But strange times put people, even rich young footballers, under all kinds of stress. And the deed is done. Villa, knowing Grealish well, have apparently judged his regret to be sincere, his determination to atone real, his latest social media utterance more trustworthy than his previous one. There is nothing wrong with being represented by someone who has made a mistake and resolved to mend their ways. Especially, of course, if that is the interpretation that suits club and player best. Grealish better prove he has grown.
To an extent, Villa’s reputation depends on him doing so. Certainly, his own reputation does. Leaving aside for a moment the damage he would risk doing to others by relapsing into thoughtlessness, it would be a real shame if the way Grealish led his life off the pitch were to prevent him from reaching the footballing heights of which his talent puts him within reach.

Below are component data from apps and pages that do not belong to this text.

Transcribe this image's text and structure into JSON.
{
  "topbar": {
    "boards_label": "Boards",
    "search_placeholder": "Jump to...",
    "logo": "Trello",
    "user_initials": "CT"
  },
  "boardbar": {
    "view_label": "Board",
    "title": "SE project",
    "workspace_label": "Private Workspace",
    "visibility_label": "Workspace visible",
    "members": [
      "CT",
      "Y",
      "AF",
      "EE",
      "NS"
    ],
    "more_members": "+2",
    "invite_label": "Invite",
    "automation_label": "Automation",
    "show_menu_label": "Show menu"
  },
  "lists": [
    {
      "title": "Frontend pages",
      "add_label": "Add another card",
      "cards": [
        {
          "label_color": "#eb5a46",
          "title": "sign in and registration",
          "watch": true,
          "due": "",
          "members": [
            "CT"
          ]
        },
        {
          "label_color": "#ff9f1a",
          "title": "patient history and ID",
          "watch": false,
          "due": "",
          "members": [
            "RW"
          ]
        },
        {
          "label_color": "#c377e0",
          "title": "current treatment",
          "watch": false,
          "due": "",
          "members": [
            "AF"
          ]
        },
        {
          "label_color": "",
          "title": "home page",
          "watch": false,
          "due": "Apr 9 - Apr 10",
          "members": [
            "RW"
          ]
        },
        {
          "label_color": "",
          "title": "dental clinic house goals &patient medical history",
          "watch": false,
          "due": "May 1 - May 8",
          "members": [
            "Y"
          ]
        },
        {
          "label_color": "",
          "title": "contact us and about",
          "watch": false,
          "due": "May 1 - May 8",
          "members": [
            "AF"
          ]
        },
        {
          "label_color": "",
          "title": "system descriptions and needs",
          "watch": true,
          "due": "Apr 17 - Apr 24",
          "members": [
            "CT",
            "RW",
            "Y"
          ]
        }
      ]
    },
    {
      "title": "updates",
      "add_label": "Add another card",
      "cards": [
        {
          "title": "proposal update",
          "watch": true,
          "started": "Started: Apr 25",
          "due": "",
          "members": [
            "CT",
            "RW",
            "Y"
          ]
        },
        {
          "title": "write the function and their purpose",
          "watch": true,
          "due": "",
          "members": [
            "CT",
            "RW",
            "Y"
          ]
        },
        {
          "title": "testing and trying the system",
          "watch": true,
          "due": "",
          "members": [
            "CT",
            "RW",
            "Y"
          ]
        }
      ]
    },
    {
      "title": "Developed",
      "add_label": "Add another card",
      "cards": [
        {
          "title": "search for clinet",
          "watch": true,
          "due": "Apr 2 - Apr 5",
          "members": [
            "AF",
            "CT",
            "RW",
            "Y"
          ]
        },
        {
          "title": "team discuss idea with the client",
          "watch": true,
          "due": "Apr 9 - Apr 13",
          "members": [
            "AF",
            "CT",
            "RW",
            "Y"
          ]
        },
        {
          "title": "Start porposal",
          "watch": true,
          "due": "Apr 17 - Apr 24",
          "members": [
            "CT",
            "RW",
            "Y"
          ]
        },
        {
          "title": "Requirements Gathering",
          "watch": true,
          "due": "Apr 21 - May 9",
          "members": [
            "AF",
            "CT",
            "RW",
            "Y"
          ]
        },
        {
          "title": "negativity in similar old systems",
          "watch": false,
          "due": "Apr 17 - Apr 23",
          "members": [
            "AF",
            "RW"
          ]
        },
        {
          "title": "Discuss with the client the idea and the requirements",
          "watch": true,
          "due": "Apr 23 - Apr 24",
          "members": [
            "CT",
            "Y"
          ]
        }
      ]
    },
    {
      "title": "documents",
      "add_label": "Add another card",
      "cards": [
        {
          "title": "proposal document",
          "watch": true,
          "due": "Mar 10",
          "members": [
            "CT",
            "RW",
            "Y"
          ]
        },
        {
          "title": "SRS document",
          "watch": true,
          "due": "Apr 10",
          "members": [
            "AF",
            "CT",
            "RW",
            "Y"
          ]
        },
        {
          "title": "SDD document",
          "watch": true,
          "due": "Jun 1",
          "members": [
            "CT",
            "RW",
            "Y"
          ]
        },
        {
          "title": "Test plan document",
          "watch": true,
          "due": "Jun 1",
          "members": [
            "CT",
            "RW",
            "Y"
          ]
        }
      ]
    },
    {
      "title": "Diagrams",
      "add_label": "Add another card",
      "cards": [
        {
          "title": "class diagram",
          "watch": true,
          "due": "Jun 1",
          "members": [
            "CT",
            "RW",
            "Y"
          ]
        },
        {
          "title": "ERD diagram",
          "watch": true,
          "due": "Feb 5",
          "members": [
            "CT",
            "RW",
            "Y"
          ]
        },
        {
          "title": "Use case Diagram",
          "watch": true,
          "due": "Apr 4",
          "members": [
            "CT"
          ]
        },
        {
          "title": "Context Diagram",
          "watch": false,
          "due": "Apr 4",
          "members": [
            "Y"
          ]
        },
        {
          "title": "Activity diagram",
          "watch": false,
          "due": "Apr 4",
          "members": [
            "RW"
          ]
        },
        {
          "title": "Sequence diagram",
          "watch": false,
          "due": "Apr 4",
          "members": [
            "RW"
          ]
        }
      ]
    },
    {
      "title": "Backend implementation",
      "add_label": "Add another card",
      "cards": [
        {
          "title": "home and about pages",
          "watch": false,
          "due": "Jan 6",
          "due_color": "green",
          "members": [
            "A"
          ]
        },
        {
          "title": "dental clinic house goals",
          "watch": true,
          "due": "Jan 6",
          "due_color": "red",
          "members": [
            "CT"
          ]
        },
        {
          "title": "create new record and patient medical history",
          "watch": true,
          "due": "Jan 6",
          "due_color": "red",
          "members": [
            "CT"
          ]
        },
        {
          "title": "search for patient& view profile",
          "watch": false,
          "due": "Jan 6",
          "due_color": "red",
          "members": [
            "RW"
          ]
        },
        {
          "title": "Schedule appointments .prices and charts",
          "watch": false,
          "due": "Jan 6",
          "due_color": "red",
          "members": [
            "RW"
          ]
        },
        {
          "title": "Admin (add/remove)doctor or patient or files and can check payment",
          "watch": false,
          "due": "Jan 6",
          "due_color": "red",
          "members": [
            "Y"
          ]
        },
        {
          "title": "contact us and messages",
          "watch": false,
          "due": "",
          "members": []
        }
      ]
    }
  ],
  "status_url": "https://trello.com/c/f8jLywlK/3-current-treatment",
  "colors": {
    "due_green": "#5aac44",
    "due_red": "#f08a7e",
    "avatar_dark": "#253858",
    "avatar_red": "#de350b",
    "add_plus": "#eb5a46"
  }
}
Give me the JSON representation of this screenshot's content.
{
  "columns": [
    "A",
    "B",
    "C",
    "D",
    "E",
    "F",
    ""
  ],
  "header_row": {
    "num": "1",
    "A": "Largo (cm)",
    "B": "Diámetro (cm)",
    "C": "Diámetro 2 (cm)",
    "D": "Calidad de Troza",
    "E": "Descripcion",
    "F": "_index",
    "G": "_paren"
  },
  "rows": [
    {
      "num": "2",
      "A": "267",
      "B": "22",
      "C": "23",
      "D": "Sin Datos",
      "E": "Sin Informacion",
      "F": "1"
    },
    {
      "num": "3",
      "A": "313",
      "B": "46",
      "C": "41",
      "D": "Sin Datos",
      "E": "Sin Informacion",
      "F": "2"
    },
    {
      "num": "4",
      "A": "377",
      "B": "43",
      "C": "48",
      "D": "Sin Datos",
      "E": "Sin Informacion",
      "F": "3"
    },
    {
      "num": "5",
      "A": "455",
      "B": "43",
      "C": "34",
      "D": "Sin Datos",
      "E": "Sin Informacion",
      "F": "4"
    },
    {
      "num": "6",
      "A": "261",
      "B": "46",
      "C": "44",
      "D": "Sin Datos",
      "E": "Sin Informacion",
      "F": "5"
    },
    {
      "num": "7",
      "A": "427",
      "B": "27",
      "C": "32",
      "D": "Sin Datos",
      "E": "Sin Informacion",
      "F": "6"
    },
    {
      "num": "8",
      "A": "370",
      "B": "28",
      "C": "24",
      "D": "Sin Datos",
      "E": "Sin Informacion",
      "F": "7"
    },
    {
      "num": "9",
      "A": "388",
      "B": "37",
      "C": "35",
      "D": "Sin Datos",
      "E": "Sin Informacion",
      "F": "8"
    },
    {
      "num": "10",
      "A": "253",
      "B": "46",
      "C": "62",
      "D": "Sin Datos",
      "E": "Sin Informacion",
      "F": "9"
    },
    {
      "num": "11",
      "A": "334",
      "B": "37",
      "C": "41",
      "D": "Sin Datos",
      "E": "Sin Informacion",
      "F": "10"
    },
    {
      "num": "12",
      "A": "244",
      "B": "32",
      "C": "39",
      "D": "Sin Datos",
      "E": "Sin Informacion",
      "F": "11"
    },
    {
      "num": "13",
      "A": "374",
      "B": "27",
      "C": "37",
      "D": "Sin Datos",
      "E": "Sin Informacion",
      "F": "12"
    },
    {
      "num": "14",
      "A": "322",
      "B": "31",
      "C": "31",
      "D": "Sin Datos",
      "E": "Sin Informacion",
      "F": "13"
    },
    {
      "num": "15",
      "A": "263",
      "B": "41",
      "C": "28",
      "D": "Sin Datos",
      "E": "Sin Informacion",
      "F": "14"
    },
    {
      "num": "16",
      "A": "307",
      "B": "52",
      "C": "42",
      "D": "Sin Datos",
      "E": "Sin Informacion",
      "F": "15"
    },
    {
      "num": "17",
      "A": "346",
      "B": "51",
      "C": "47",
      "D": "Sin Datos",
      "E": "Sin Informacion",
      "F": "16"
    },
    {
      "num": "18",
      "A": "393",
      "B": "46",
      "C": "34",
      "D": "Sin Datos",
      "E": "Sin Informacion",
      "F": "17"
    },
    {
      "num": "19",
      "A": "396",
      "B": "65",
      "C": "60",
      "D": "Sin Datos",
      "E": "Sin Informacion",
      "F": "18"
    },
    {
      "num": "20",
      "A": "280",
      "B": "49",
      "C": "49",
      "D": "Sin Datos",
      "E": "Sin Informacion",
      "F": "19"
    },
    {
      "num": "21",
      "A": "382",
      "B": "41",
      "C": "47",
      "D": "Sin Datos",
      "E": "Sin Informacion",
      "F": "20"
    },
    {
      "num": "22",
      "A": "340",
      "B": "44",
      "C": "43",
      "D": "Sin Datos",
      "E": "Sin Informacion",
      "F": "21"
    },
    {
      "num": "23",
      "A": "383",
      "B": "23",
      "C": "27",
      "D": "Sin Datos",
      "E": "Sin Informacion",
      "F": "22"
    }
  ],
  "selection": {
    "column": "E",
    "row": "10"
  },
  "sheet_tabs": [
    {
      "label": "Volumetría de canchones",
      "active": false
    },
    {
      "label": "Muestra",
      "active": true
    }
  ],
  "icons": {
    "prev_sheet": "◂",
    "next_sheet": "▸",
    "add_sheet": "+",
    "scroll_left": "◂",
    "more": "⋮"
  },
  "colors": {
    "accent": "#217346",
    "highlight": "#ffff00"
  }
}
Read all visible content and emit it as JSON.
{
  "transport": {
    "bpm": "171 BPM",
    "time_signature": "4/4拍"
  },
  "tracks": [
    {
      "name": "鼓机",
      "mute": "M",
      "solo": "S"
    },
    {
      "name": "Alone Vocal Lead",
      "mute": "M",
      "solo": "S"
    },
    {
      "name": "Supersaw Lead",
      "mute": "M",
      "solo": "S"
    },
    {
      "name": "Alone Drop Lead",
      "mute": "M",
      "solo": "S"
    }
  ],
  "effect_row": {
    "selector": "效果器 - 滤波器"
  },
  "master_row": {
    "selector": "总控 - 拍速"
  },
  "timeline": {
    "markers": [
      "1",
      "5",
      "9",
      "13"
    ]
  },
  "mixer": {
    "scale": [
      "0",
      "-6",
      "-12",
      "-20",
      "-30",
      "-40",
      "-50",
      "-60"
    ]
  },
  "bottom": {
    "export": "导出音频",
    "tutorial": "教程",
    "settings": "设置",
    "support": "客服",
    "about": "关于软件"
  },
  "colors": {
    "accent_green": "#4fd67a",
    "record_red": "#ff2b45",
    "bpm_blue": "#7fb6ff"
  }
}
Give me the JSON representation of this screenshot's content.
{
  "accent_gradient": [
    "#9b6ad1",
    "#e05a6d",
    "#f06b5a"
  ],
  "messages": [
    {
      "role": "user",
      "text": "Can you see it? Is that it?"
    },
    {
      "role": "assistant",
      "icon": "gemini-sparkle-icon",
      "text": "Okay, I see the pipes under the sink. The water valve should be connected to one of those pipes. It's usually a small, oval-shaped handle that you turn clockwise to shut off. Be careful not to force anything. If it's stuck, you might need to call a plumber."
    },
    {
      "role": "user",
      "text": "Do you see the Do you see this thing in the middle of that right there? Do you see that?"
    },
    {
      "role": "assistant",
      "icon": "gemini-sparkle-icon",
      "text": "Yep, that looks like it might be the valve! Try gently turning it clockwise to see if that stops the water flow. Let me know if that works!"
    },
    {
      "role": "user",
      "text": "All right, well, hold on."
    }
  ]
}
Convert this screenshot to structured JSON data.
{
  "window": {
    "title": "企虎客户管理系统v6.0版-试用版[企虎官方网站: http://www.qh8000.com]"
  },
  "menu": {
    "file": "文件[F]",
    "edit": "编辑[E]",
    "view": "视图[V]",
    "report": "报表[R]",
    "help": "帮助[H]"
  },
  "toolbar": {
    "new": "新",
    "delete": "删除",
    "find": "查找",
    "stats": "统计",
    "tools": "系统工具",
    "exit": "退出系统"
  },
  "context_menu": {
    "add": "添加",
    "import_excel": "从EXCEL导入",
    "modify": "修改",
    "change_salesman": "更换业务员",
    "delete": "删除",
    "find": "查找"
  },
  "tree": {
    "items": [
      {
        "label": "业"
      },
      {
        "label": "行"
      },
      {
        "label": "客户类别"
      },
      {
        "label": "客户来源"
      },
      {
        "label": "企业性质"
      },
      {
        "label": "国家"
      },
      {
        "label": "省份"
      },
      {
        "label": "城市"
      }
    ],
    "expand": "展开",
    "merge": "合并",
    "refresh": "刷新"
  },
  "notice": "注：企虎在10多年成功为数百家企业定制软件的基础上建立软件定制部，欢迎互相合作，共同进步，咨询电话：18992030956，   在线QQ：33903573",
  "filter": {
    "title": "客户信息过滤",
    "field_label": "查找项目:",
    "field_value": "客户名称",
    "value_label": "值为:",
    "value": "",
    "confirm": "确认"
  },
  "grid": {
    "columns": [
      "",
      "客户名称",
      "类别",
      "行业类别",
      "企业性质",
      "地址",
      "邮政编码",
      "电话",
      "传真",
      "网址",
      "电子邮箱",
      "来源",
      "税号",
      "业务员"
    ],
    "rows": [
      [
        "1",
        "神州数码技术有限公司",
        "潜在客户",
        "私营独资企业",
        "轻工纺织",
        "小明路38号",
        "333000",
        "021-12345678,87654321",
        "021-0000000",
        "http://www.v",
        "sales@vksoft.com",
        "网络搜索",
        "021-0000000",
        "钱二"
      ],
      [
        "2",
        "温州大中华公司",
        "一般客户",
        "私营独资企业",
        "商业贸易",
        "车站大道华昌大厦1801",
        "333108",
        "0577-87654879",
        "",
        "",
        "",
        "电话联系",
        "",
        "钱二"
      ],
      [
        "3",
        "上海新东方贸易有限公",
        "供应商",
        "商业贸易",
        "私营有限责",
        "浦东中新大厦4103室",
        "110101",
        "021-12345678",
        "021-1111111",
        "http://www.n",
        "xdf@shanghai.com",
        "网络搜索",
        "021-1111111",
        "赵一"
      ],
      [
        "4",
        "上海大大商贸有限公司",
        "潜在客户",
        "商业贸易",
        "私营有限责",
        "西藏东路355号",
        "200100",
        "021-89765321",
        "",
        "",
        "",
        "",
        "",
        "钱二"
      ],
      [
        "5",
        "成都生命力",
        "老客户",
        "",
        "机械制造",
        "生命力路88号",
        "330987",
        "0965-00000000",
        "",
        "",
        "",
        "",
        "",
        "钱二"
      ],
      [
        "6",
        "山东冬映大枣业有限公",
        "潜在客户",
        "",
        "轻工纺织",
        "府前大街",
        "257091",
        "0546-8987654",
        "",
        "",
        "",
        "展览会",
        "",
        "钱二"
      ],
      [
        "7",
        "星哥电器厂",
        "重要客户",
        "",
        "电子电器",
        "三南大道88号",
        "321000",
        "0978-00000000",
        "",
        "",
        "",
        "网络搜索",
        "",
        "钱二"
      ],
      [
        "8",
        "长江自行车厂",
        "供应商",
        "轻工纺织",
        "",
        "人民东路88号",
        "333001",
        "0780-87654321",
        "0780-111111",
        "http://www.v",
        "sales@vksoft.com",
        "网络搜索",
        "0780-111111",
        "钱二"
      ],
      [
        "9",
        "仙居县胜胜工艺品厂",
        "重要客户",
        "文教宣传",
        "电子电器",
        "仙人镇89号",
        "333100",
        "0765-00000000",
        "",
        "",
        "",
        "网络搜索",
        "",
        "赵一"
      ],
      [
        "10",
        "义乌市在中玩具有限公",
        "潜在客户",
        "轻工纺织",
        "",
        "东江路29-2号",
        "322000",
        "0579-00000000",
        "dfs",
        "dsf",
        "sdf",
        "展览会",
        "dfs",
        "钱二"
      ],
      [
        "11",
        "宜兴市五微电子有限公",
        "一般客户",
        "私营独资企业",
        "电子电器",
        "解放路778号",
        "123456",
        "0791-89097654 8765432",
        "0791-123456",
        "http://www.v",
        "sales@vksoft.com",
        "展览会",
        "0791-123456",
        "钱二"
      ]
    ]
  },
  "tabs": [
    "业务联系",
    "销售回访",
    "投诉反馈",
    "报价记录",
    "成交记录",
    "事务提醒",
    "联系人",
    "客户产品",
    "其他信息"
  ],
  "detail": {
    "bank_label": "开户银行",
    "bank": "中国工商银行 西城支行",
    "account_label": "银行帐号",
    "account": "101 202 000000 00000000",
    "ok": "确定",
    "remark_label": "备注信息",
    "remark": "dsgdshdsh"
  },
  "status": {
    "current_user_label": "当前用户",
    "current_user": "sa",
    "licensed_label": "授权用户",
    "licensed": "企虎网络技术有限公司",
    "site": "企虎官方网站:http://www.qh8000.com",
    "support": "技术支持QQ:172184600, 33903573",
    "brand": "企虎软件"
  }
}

But we must be wary, too, of extrapolating too much from one outbreak of recklessness in an exceptional time, added to a couple of drinking sprees several years ago. We do not know enough about Grealish to declare him wayward and incorrigible. We can be sure, though, that any clubs thinking of splashing tens of millions to lure him from Villa will be doing their utmost to establish how Grealish usually spends his free time. Does he have, or can he develop, the temperament to make any adjustments needed to his recreational pursuits?
What we can say for sure is that on the pitch Grealish has pretty much always been exceptionally mature. There he is in his natural environment and he thrives. That much has been obvious since the 2015 FA Cup semi-final when, as an inexperienced 19-year-old, he sauntered out in front of 85,000 onlookers at Wembley and made Liverpool nervous and meek in a match that was supposed to be all about Steven Gerrard. A year ago Dean Smith decided the player would get even better if entrusted with the captain’s armband.
“I knew it wouldn’t be a burden to him and that he’d relish it,” Smith said last March. “He’s a really good professional and I felt if I didn’t give it to him that would be overlooking his leadership qualities.” Until last weekend Smith could claim total vindication thanks to Grealish’s performance in matches and in training, where the captain has led by example.
“Sometimes I have to drag him off the training pitch,” Smith said in September. “Jack’s a football person. He will train all day and go and find a room somewhere and fall asleep. Then he’ll wake up and do a gym session. That’s how he is. He’s that sort of character. He’ll go back home and he’ll be watching football as well. He’s a football nut.”
Last weekend, however, with no football to watch and little prospect of playing it again any time soon, Grealish apparently succumbed to boredom and made a goofy decision. He has to stop doing that, for everyone’s sake.